American justice considered Epic Games responsible for the removal of its game Fortnite from the App Store. But the studio won a first battle against the giant Apple.
Epic Games failed to convince the judges to force Apple to make the game available again Fortnite on its app store. The game development studio has, however, obtained a temporary order to prevent the giant from suspending its development tools, reports Engadget.
Last week, Apple threatened Epic Games to remove its developer account and access to all of its development tools on iOS and Mac as of August 28. This would have resulted in the Unreal Engine program being unavailable, used by many other studios to develop iPhone and Mac games. Thanks to the order issued by the American judges, this tool will remain available.
Above all, the game Fortnite would have indeed disappeared from all iPhones. Currently, players who have already downloaded it can continue to enjoy it, but it is not possible to download it for the first time. But as of August 28, Apple may decide to remove it for everyone.
Epic Games held responsible for Fortnite's fate
On the case Fortnite, Judge Yvonne Gonzalez Rogers considered that Epic Games was responsible for the situation. "In my opinion, you cannot have irreparable harm when you have created it yourself," she ruled.
Apple's threat to delete Epic Games' developer account followed a trap set by the development studio, which tried to bypass the 30% commission traditionally imposed by Apple's and Google's app stores. . The rules of use not having been respected, the two giants had banned Fortnite from their store.
Epic Games then held up a document prepared in advance, indicating to file a complaint against Apple and Google to end their anti-competitive practices. Without suspecting that Apple would put it back to the wall by threatening its Unreal Engine program, used by many customers.

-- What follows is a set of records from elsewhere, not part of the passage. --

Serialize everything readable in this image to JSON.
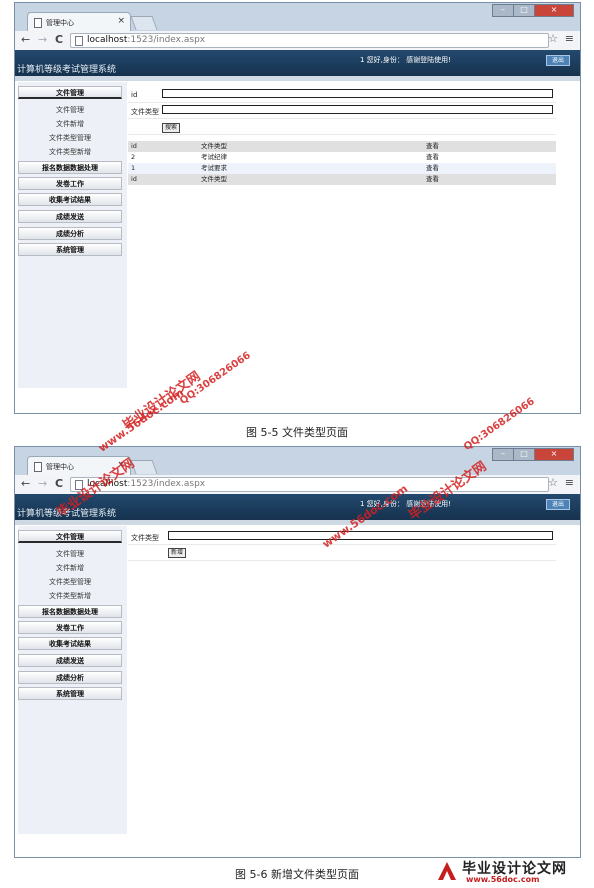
{
  "browser": {
    "tab_title": "管理中心",
    "tab_close": "×",
    "url_host": "localhost",
    "url_rest": ":1523/index.aspx",
    "nav_back": "←",
    "nav_forward": "→",
    "nav_reload": "C",
    "star": "☆",
    "menu": "≡",
    "win_min": "–",
    "win_max": "□",
    "win_close": "×"
  },
  "app": {
    "title": "计算机等级考试管理系统",
    "welcome": "1 您好,身份：   感谢登陆使用!",
    "logout": "退出"
  },
  "sidebar": {
    "file_management": "文件管理",
    "file_submenu": [
      "文件管理",
      "文件新增",
      "文件类型管理",
      "文件类型新增"
    ],
    "other_menus": [
      "报名数据数据处理",
      "发卷工作",
      "收集考试结果",
      "成绩发送",
      "成绩分析",
      "系统管理"
    ]
  },
  "screen1": {
    "search_fields": [
      {
        "label": "id",
        "value": ""
      },
      {
        "label": "文件类型",
        "value": ""
      }
    ],
    "search_button": "搜索",
    "grid": {
      "headers": [
        "id",
        "文件类型",
        "查看"
      ],
      "rows": [
        [
          "2",
          "考试纪律",
          "查看"
        ],
        [
          "1",
          "考试要求",
          "查看"
        ]
      ],
      "footer": [
        "id",
        "文件类型",
        "查看"
      ]
    },
    "caption": "图 5-5 文件类型页面"
  },
  "screen2": {
    "field_label": "文件类型",
    "field_value": "",
    "add_button": "新增",
    "caption": "图 5-6 新增文件类型页面"
  },
  "watermarks": {
    "logo": "毕业设计论文网",
    "url": "www.56doc.com",
    "qq": "QQ:306826066"
  },
  "brand": {
    "name": "毕业设计论文网",
    "url": "www.56doc.com"
  }
}
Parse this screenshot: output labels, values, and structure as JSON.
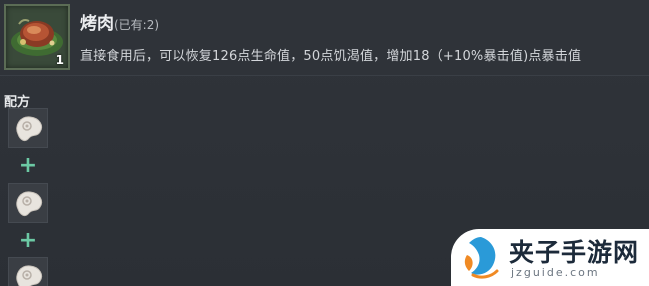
{
  "item": {
    "name": "烤肉",
    "owned": "(已有:2)",
    "count": "1",
    "icon": "roasted-meat-icon",
    "description": "直接食用后，可以恢复126点生命值，50点饥渴值，增加18（+10%暴击值)点暴击值"
  },
  "recipe": {
    "title": "配方",
    "separator": "+",
    "ingredients": [
      {
        "icon": "raw-meat-icon"
      },
      {
        "icon": "raw-meat-icon"
      },
      {
        "icon": "raw-meat-icon"
      }
    ]
  },
  "watermark": {
    "title": "夹子手游网",
    "url": "jzguide.com"
  },
  "colors": {
    "background": "#2c3036",
    "plus": "#6cc9a4",
    "slot_border": "#5b6c55"
  }
}
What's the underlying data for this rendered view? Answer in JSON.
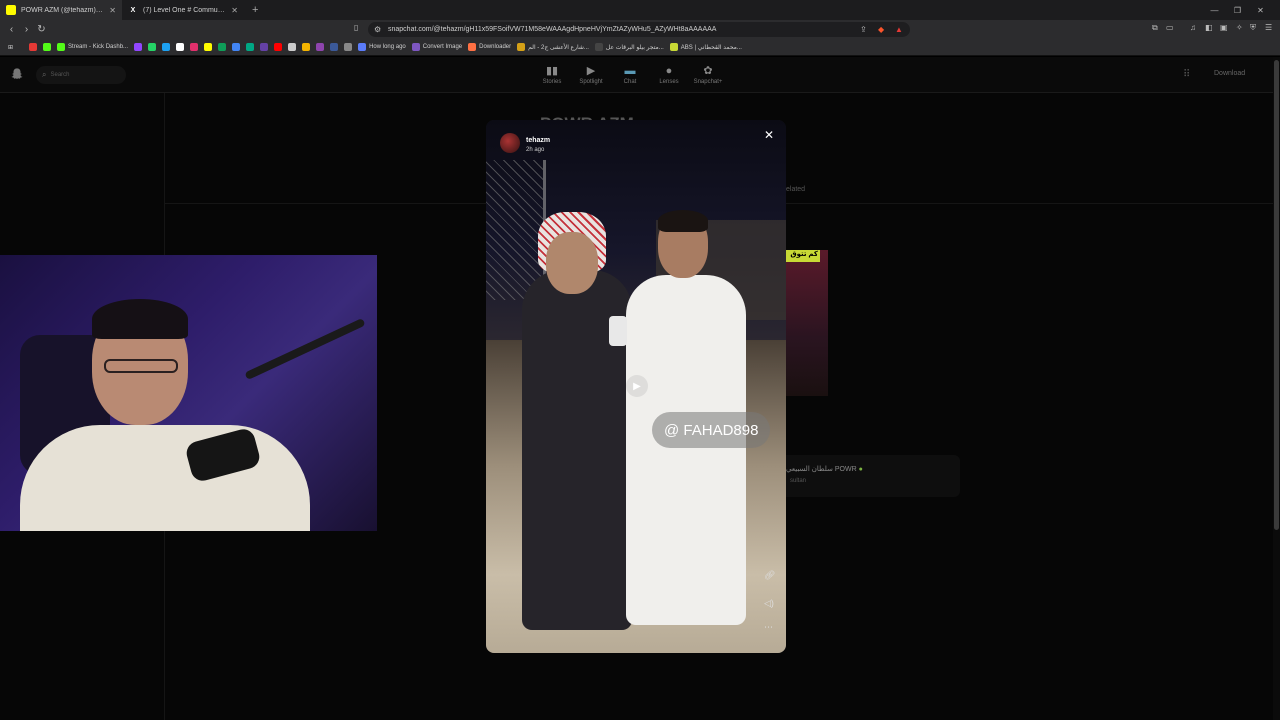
{
  "browser": {
    "tabs": [
      {
        "title": "POWR AZM (@tehazm) | Snapchat",
        "fav_letter": "",
        "fav_color": "#FFFC00",
        "active": true
      },
      {
        "title": "(7) Level One # Community / X",
        "fav_letter": "X",
        "fav_color": "#1c1c1e",
        "active": false
      }
    ],
    "new_tab": "+",
    "url": "snapchat.com/@tehazm/gH11x59FSoifVW71M58eWAAAgdHpneHVjYmZtAZyWHu5_AZyWHt8aAAAAAA",
    "bookmarks": [
      {
        "label": "",
        "color": "#e53935"
      },
      {
        "label": "",
        "color": "#53fc18"
      },
      {
        "label": "Stream - Kick Dashb...",
        "color": "#53fc18"
      },
      {
        "label": "",
        "color": "#9146ff"
      },
      {
        "label": "",
        "color": "#25d366"
      },
      {
        "label": "",
        "color": "#1da1f2"
      },
      {
        "label": "",
        "color": "#ffffff"
      },
      {
        "label": "",
        "color": "#e1306c"
      },
      {
        "label": "",
        "color": "#fffc00"
      },
      {
        "label": "",
        "color": "#0f9d58"
      },
      {
        "label": "",
        "color": "#4285f4"
      },
      {
        "label": "",
        "color": "#00a884"
      },
      {
        "label": "",
        "color": "#6441a5"
      },
      {
        "label": "",
        "color": "#ff0000"
      },
      {
        "label": "",
        "color": "#cccccc"
      },
      {
        "label": "",
        "color": "#f4b400"
      },
      {
        "label": "",
        "color": "#8e44ad"
      },
      {
        "label": "",
        "color": "#3b5998"
      },
      {
        "label": "",
        "color": "#888888"
      },
      {
        "label": "How long ago",
        "color": "#5b7cfa"
      },
      {
        "label": "Convert Image",
        "color": "#7e57c2"
      },
      {
        "label": "Downloader",
        "color": "#ff7043"
      },
      {
        "label": "شارع الأعشى ج2 - الم...",
        "color": "#d4a017"
      },
      {
        "label": "متجر بيلو البرقات عل...",
        "color": "#444444"
      },
      {
        "label": "ABS | محمد القحطاني...",
        "color": "#c8d935"
      }
    ]
  },
  "snapchat": {
    "search_placeholder": "Search",
    "nav": [
      {
        "label": "Stories",
        "icon": "stories-icon",
        "glyph": "▮▮"
      },
      {
        "label": "Spotlight",
        "icon": "spotlight-icon",
        "glyph": "▶"
      },
      {
        "label": "Chat",
        "icon": "chat-icon",
        "glyph": "▬"
      },
      {
        "label": "Lenses",
        "icon": "lenses-icon",
        "glyph": "●"
      },
      {
        "label": "Snapchat+",
        "icon": "snapchat-plus-icon",
        "glyph": "✿"
      }
    ],
    "download_label": "Download",
    "profile_name_fragment": "POWR AZM",
    "related_fragment": "elated",
    "thumb_label_fragment": "كم تتوق",
    "card_name": "سلطان السبيعي POWR",
    "card_user": "sultan"
  },
  "story": {
    "username": "tehazm",
    "time_ago": "2h ago",
    "mention": "@ FAHAD898",
    "close_glyph": "✕"
  },
  "colors": {
    "snap_yellow": "#FFFC00",
    "verified_green": "#7cb342"
  }
}
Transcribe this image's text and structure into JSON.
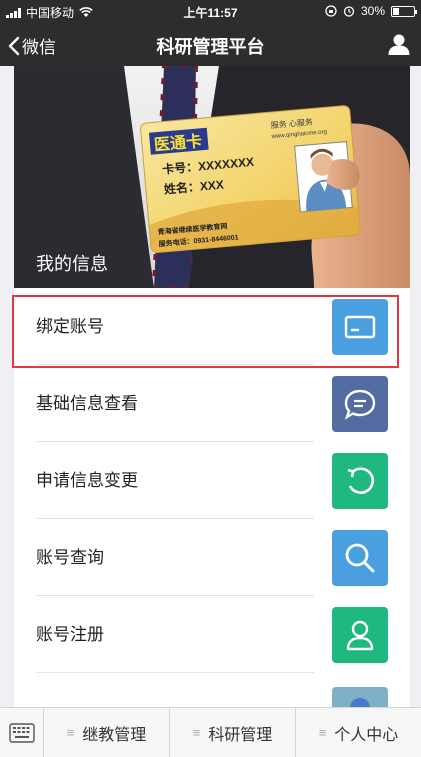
{
  "status_bar": {
    "carrier": "中国移动",
    "time": "上午11:57",
    "battery": "30%",
    "battery_level": 0.3
  },
  "nav": {
    "back_label": "微信",
    "title": "科研管理平台"
  },
  "banner": {
    "title": "我的信息",
    "card": {
      "brand": "医通卡",
      "tagline": "服务 心服务",
      "url": "www.qinghaicme.org",
      "card_no_label": "卡号：XXXXXXX",
      "name_label": "姓名：XXX",
      "org": "青海省继续医学教育网",
      "phone": "服务电话：0931-8446001"
    }
  },
  "menu": [
    {
      "label": "绑定账号",
      "icon": "card-icon",
      "color": "#4a9fe0"
    },
    {
      "label": "基础信息查看",
      "icon": "chat-bubble-icon",
      "color": "#536ba0"
    },
    {
      "label": "申请信息变更",
      "icon": "refresh-icon",
      "color": "#1fb87e"
    },
    {
      "label": "账号查询",
      "icon": "search-icon",
      "color": "#4a9fe0"
    },
    {
      "label": "账号注册",
      "icon": "user-icon",
      "color": "#1fb87e"
    }
  ],
  "tabs": [
    {
      "label": "继教管理"
    },
    {
      "label": "科研管理"
    },
    {
      "label": "个人中心"
    }
  ],
  "colors": {
    "bar_bg": "#2d2d2d",
    "highlight": "#e0393e"
  }
}
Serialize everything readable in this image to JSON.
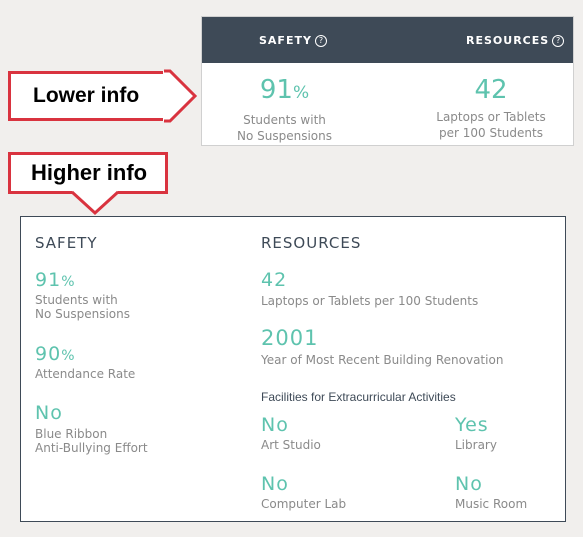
{
  "callouts": {
    "lower": "Lower info",
    "higher": "Higher info"
  },
  "compact_card": {
    "header": {
      "safety": "SAFETY",
      "resources": "RESOURCES",
      "help_icon": "?"
    },
    "safety": {
      "value": "91",
      "unit": "%",
      "desc_line1": "Students with",
      "desc_line2": "No Suspensions"
    },
    "resources": {
      "value": "42",
      "desc_line1": "Laptops or Tablets",
      "desc_line2": "per 100 Students"
    }
  },
  "detail_card": {
    "safety": {
      "heading": "SAFETY",
      "items": [
        {
          "value": "91",
          "unit": "%",
          "desc_line1": "Students with",
          "desc_line2": "No Suspensions"
        },
        {
          "value": "90",
          "unit": "%",
          "desc_line1": "Attendance Rate"
        },
        {
          "value": "No",
          "desc_line1": "Blue Ribbon",
          "desc_line2": "Anti-Bullying Effort"
        }
      ]
    },
    "resources": {
      "heading": "RESOURCES",
      "laptops": {
        "value": "42",
        "desc": "Laptops or Tablets per 100 Students"
      },
      "renovation": {
        "value": "2001",
        "desc": "Year of Most Recent Building Renovation"
      },
      "facilities_heading": "Facilities for Extracurricular Activities",
      "facilities": [
        {
          "value": "No",
          "label": "Art Studio"
        },
        {
          "value": "Yes",
          "label": "Library"
        },
        {
          "value": "No",
          "label": "Computer Lab"
        },
        {
          "value": "No",
          "label": "Music Room"
        }
      ]
    }
  },
  "colors": {
    "accent": "#5ec3ae",
    "header_bg": "#3e4a57",
    "callout_border": "#d9333f",
    "muted_text": "#8a8a8a"
  }
}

Epic Games is not alone in its battle against Apple. Facebook also accuses the group of abusing a dominant position. On August 21, prestigious American media, including the New York Times and the Washington post have also challenged these rules by a letter addressed directly to Tim Cook, the CEO of Apple.